> **Task to complete**
Where "report" appears in a line of the entries below, that line should be copied.

Data records for software interfaces
◆ ◆ ◆ ◆

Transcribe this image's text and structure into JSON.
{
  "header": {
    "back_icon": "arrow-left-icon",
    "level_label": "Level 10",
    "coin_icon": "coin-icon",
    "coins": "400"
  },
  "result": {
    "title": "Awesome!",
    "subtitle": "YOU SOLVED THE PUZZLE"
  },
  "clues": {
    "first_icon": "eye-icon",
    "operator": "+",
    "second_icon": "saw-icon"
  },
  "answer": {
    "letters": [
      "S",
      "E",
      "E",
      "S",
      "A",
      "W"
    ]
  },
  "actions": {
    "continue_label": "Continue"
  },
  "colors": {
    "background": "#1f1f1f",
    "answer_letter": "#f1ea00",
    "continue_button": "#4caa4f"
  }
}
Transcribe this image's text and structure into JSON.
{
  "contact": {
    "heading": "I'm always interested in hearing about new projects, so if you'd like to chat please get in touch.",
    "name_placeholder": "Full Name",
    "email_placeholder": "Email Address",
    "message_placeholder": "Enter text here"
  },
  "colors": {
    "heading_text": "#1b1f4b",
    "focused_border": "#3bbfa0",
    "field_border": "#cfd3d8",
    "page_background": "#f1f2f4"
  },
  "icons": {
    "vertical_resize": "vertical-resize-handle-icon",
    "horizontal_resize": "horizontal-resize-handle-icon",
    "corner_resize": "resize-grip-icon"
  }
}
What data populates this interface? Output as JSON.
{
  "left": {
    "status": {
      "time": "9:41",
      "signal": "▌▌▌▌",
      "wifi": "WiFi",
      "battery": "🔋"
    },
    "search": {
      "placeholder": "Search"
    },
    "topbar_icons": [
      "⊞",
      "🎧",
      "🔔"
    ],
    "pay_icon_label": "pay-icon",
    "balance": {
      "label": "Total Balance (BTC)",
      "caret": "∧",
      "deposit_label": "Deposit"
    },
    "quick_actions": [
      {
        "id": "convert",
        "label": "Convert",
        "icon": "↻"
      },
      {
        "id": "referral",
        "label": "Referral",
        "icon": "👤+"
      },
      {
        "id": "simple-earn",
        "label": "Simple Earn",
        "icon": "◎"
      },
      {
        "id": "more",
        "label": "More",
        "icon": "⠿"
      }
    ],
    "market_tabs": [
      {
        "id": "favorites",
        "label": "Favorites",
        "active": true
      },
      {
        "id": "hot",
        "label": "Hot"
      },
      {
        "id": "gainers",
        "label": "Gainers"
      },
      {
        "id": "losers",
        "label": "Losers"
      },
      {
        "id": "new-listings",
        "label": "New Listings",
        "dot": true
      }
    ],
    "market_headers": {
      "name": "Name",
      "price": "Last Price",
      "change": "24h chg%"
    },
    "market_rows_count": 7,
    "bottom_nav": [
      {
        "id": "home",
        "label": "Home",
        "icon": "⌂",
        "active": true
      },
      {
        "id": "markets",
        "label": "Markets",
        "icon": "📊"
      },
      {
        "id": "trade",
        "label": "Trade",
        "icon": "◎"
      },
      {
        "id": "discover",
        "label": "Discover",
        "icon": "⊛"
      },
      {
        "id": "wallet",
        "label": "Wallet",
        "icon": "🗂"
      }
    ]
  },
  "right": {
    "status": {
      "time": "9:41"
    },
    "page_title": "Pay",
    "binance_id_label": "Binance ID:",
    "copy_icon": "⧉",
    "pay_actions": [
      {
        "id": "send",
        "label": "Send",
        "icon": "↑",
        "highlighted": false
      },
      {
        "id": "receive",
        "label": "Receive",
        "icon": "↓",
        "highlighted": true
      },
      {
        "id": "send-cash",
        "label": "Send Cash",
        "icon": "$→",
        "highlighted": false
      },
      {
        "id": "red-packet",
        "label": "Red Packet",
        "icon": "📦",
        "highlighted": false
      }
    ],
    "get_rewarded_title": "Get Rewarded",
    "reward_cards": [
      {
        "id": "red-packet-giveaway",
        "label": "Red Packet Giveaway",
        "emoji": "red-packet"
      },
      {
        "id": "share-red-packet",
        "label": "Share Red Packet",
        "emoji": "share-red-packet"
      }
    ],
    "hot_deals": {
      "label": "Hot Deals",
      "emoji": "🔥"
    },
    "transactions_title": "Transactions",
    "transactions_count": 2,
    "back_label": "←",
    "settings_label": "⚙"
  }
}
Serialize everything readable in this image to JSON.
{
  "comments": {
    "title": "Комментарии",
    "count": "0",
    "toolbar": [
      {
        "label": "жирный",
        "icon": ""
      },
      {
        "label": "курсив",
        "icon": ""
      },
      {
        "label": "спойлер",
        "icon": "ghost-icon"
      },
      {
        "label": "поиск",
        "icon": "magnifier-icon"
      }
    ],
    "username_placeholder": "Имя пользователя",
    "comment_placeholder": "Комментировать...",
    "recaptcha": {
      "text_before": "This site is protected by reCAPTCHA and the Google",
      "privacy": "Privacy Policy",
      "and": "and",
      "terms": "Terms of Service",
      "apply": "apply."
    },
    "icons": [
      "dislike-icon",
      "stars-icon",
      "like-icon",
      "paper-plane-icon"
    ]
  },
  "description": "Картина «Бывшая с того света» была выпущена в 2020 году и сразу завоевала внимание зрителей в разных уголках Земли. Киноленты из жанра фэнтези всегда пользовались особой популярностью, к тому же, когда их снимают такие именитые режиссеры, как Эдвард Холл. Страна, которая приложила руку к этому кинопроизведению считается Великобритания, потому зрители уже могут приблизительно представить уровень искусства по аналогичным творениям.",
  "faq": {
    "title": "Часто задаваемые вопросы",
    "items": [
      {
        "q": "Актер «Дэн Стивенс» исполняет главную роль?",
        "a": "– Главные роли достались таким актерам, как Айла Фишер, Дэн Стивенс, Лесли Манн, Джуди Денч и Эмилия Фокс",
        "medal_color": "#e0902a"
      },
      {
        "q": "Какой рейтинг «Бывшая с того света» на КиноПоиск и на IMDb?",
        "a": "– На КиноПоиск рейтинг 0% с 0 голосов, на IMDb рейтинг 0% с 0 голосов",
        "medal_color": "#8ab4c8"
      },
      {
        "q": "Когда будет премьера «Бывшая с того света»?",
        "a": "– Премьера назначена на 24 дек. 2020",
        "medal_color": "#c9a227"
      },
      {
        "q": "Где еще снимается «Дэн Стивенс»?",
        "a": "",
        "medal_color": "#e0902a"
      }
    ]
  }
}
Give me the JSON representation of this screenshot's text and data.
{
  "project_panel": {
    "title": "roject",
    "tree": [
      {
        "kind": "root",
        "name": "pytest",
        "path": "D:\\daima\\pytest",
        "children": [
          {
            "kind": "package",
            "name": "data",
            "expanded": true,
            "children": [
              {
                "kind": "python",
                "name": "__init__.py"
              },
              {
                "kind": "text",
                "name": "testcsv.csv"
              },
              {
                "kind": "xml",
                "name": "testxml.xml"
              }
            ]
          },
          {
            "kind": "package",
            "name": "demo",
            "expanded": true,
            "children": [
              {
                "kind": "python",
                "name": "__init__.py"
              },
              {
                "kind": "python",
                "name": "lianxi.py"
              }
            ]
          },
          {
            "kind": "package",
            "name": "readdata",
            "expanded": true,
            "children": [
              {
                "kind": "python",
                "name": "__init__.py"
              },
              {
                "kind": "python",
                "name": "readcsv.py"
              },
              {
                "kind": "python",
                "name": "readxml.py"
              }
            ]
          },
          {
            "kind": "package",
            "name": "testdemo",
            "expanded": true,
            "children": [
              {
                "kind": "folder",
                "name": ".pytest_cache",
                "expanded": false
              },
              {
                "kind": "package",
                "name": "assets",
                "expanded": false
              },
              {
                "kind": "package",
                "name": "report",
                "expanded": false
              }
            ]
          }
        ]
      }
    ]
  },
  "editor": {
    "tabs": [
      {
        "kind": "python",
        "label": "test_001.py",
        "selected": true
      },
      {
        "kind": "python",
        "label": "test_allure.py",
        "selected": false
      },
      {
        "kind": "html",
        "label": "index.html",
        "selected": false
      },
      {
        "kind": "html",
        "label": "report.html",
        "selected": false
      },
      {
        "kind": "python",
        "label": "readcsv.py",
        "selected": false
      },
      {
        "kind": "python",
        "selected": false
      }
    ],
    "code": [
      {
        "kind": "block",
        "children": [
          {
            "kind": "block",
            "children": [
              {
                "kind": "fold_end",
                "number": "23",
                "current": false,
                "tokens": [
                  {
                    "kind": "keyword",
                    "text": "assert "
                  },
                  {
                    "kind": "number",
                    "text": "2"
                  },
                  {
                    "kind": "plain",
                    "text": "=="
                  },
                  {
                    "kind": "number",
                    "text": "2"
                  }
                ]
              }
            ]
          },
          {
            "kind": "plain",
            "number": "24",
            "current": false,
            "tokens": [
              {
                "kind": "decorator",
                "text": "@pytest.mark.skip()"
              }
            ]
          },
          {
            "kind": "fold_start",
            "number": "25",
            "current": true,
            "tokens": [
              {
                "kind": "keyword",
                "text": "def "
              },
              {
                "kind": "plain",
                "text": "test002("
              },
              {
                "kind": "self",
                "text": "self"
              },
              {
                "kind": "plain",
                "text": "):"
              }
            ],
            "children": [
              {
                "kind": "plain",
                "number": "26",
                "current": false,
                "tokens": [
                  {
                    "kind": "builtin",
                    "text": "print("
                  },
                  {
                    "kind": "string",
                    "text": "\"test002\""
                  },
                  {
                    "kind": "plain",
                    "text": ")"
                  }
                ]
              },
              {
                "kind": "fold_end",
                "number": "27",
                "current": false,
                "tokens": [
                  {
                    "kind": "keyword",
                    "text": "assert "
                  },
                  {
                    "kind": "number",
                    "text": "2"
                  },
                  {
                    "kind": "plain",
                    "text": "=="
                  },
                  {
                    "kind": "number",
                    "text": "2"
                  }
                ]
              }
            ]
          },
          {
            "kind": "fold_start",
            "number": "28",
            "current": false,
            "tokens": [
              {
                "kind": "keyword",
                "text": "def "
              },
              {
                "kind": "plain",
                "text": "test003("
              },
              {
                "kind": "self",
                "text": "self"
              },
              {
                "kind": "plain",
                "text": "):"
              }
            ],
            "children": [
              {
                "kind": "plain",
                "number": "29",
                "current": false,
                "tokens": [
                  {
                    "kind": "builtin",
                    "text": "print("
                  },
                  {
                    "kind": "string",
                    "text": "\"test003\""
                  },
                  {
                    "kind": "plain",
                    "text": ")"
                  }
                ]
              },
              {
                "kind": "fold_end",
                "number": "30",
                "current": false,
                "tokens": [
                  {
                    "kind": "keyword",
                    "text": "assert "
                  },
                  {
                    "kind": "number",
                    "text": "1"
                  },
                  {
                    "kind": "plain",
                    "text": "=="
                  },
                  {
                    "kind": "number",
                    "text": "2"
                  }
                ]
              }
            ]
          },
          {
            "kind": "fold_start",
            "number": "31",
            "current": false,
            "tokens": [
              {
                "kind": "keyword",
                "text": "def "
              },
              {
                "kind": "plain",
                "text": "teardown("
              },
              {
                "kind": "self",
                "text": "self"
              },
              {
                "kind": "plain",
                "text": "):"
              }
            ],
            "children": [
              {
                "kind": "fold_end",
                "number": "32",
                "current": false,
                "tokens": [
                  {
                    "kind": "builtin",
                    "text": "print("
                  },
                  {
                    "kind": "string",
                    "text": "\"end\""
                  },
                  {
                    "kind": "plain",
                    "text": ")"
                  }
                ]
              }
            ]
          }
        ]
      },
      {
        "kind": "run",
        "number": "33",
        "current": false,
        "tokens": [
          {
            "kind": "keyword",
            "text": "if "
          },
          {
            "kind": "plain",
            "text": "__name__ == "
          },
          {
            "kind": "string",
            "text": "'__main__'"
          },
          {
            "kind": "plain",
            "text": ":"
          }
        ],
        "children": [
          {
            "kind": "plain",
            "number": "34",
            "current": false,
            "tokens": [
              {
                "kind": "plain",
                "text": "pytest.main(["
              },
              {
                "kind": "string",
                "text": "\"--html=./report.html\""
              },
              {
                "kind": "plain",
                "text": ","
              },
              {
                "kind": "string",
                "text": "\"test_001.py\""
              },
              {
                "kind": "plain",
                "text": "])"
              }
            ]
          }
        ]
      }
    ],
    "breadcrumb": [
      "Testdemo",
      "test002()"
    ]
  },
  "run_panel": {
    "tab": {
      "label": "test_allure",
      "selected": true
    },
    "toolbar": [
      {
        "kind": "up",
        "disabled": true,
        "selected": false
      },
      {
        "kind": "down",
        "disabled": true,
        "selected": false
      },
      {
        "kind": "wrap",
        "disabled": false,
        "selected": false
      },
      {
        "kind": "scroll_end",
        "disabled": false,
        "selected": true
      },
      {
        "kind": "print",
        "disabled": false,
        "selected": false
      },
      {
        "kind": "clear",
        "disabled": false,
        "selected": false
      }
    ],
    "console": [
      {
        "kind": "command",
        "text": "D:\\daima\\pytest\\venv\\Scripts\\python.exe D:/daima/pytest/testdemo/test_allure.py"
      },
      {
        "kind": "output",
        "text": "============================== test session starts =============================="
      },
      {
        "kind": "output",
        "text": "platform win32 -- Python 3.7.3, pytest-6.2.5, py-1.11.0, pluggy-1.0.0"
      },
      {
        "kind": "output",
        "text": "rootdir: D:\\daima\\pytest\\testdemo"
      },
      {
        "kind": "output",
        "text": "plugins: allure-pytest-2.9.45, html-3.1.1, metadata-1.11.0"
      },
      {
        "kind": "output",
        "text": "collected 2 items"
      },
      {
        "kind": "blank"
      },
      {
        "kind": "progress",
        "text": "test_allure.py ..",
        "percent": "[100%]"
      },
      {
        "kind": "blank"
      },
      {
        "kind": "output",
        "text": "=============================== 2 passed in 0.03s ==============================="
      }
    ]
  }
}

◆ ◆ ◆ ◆

> **Answer space**
                "name": "report",
        "label": "report.html",
                "text": "\"--html=./report.html\""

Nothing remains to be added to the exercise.